Communicable Disease Control
1. Get yourself and your family vaccinated!
A yearly flu vaccine is the first and most important step in protecting against flu viruses. Everyone 6 months or older should get an annual flu vaccine by the end of October, if possible, or as soon as possible after October.
Flu vaccines are offered in many locations, including doctor’s offices, clinics, health departments, pharmacies and college health centers, as well as by many employers, and even in some schools.
2. Take everyday precautions to help stop the spread of flu germs!
Avoid close contact with sick people, avoid touching your eyes, nose, and mouth, cover your coughs and sneezes, wash your hands often (with soap and water), and clean and disinfect surfaces and objects that may be contaminated with flu viruses.

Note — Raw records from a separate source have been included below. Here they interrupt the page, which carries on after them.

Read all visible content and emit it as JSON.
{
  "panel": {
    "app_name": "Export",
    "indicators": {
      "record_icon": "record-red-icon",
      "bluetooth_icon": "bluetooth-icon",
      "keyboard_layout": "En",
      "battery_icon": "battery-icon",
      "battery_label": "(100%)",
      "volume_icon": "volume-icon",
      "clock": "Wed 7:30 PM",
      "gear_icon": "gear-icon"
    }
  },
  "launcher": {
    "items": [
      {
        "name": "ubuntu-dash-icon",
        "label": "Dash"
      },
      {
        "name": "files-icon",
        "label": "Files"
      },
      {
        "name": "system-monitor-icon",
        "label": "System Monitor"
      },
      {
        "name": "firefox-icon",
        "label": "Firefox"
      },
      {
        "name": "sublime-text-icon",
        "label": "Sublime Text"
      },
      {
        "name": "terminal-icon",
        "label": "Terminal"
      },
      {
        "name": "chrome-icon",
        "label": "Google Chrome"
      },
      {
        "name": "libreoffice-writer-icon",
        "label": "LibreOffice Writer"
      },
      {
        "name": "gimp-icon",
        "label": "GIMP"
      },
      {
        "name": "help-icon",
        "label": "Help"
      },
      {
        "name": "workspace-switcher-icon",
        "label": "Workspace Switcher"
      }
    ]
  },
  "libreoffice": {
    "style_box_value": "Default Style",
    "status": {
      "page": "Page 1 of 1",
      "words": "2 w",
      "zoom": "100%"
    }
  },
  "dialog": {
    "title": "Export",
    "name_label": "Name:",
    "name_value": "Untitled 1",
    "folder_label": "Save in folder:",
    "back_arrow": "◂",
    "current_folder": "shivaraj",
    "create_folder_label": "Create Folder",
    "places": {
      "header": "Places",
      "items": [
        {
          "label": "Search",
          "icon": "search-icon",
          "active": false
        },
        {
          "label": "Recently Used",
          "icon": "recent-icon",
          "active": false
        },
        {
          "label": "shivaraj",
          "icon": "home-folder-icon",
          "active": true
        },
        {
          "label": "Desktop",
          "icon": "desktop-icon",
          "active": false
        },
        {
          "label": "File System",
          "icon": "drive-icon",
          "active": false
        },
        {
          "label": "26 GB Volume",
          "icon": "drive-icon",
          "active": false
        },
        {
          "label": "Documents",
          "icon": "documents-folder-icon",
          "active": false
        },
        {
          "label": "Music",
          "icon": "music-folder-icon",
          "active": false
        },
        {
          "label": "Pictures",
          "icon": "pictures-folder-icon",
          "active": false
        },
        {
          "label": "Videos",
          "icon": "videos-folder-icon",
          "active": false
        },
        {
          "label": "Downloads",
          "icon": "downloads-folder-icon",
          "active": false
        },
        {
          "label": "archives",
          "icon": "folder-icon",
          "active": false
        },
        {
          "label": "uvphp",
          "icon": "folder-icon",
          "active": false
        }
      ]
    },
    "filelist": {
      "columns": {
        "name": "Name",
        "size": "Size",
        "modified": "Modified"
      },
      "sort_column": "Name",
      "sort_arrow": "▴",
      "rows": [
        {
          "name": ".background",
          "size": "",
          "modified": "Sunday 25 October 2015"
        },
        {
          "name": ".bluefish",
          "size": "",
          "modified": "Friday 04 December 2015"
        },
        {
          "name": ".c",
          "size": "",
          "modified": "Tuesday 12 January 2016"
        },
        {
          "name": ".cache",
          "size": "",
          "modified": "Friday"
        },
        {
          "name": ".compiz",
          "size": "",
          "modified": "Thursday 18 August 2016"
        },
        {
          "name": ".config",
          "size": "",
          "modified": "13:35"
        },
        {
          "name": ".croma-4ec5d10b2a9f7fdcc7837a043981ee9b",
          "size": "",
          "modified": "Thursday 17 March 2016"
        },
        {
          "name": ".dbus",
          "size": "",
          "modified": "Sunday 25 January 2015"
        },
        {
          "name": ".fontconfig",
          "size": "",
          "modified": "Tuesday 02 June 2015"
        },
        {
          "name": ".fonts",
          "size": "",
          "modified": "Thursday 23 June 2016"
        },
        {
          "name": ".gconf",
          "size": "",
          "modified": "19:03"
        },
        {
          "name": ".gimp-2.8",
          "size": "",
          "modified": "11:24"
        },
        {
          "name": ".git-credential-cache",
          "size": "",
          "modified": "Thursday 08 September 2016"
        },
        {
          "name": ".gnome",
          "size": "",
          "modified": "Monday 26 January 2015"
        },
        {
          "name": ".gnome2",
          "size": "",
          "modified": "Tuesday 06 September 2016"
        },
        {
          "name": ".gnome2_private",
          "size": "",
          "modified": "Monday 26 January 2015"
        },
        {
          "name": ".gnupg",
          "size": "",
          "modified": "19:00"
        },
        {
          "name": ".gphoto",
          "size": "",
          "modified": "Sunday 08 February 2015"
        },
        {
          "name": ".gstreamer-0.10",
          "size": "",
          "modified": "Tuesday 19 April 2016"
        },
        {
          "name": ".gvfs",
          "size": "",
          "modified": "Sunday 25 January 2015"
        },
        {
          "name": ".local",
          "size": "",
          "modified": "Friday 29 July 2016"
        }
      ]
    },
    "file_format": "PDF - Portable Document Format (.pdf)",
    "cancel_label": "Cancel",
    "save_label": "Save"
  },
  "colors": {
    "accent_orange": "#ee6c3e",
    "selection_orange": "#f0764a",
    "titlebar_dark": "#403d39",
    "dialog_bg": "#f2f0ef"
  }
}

If you become sick, limit contact with others as much as possible. Remember to cover your nose and mouth with a tissue when you cough or sneeze, and throw tissues in the trash after you use them.
3. Take Antiviral Drugs if your Doctor Prescribes them!
If you get the flu, antiviral drugs can be used to treat flu illness. Antiviral drugs can make illness milder and shorten the time you are sick. They also can prevent serious flu complications, like pneumonia.
The Greendale Health Department is holding their annual community flu clinic on Tuesday, October 24, 2017, 3:30 pm to 7:00 pm, at the Greendale High School. The flu shot is free for children, 18 years and younger and $30 for adults. Call the Health Department at 414-423-2110 with any questions.
Communicable Disease & Reportable Conditions
Wisconsin State Law requires the reporting of communicable diseases to the local Health Department. Report notifiable conditions to 414-423-2110. Communicable disease can be reported by individuals, laboratories, or health care professionals. The law requires that public health nurses provide surveillance and investigation to prevent and control the spread of disease. Requirements for the timing of reporting, once the disease or condition is recognized or suspected, vary by disease. General reporting requirements are described in Wisconsin Statute Chapter 252, Communicable Diseases. The specific reporting requirements are described in Chapter DHS 145, Control of Communicable Diseases. A list of reportable conditions is provided in Chapter DHS 145 - Appendix A.
Some reportable diseases include: hepatitis, meningitis, pertussis (whooping cough), Lyme disease, tuberculosis, food and waterborne outbreaks, and sexually transmitted infections. A Public Health Nurse will contact the individual, family and contacts to provide them with information and counseling about the disease. Public Health Nurses are available to answer questions that residents may have regarding a communicable disease. Fact sheets and pamphlets with information on specific diseases are also available on request.
The prevalence of communicable disease depends upon many environmental factors. For information on a specific communicable disease, please visit one of the following reputable websites: